This is a timely book. There has been so much change in the Canadian cultural landscape, especially in the performing arts. When I first started Red Sky Performance, I looked for dialogue around diversity and artistic expression, form, and performance. It is now exciting to see the increasing activity by Indigenous artists, people of colour, immigrants and new generation peoples who were (and perhaps still are) considered marginal in their communities and in public spaces where performance takes place. This book captures some of the key moments of this exciting growing dialogue. I've participated as a panelist in two CPAMO sessions with presenters and other artists. Such forums have been very helpful to creating understanding between and enhancing the relationship between presenters and artists. Well done! We need to continue this and align ourselves with an exciting future in the performing arts.
Sandra Laronde
Artistic Director Red Sky Performance


As Artistic Director of Sampradaya Dance Creations, I have been active in planning and presenting at CPAMO sessions. I've also had the privilege to have my company perform at the first CPAMO Town Hall. CPAMO is an important project, one which has breathed life into the dialogue between Aboriginal and ethno-racial artists and presenters. It is clearly a sign of the future and an important marker in the rapidly changing world of the performing arts. This book, then, is an important contribution - both because it chronicles a contemporary dialogue and points in the direction the performing arts must go. Yes, as the title of the book suggests, 'a change is gonna come'.
Lata Pada C.M.
Artistic Director, Sampradaya Dance Creations
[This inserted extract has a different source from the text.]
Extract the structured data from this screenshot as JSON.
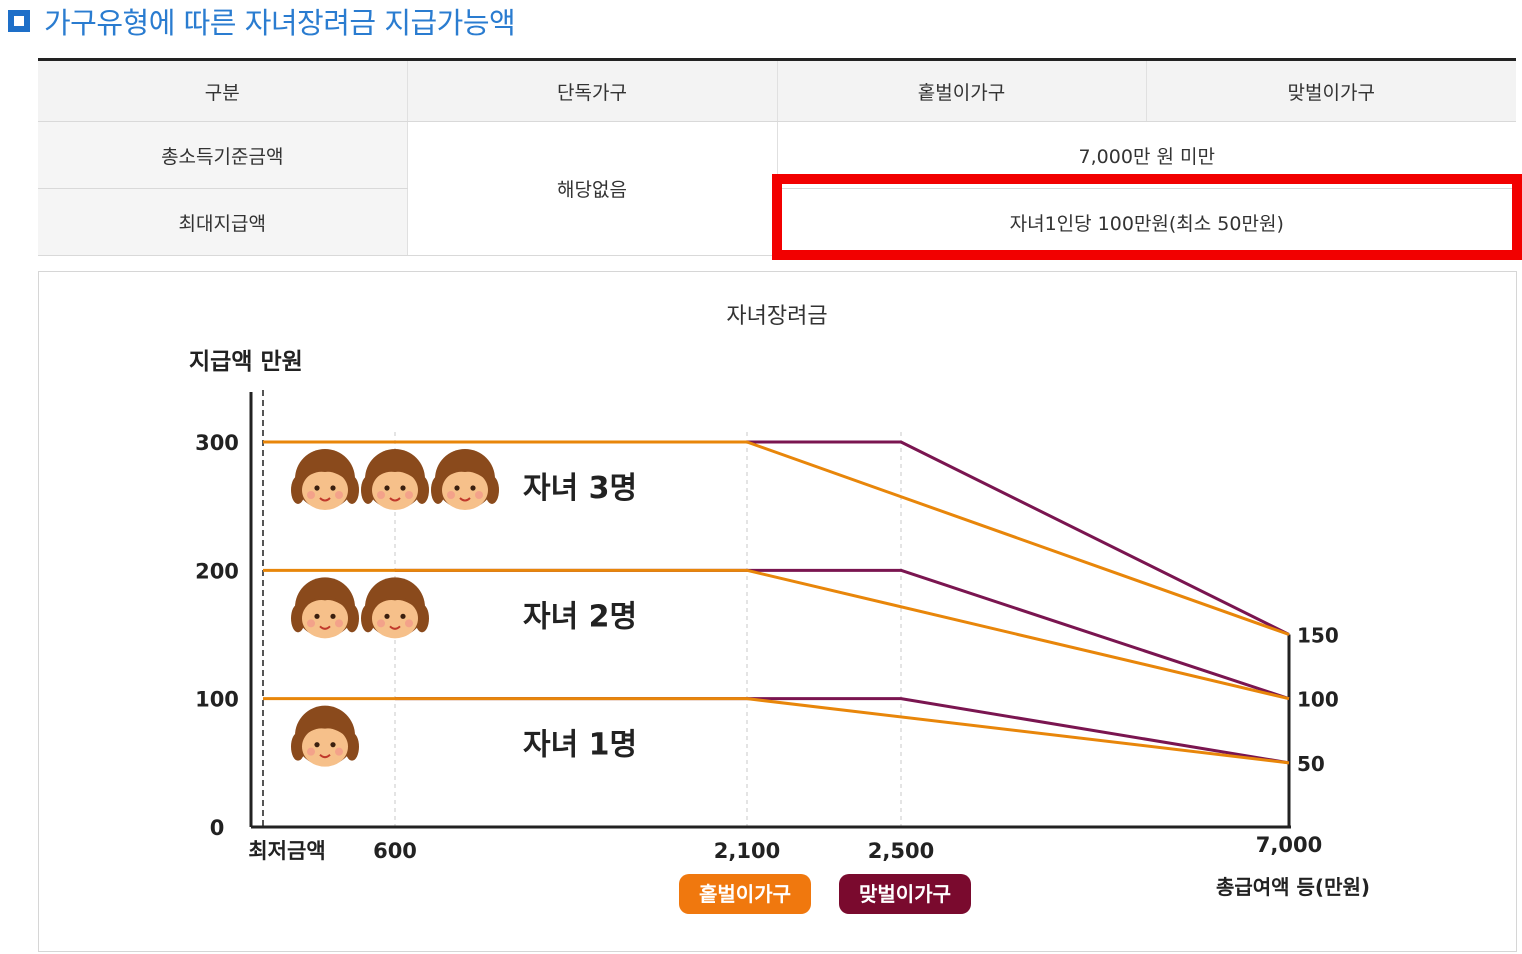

At long last! For the last five years, the Cultural Pluralism in the Arts Movement in Ontario (CPAMO) has worked closely with a select group of presenters within the Community Cultural Impresarios (CCI) Ontario Presenting Network. This collaboration created a context in which artists (particularly Aboriginal, people of colour, immigrants and others) have been able to meet with and speak directly to presenters about inclusive community building. At the same time, presenters have been able to speak about the challenges they face, risks they take, and successes they achieve in bringing diverse cultural expression to their stages. The CPAMO process has opened and needs to continue to keep this dialogue alive.
Warren Garrett
Executive Director, Community Cultural Impresarios



Reviews for: The Dirty War: The Making of the Myth of Black Dangerousness (2014) 


The Dirty War is an important book In reviewing 9it0, I was astounded at the comparisons, in the experience of Black peoples in North America, particularly in Canada, over a number of centuries. When looking at how it compares what happened in the 1800s or early 1900s in Canada to that is transpiring today, it is sad and stunning to see the similarities in life outcomes and the regards of social institutions and Whitle communities to the presence of Blackness. As such, this is a difficult book to read... but a must.
Erika Shaker
National Office Director, Canadian Centre for Policy Alternatives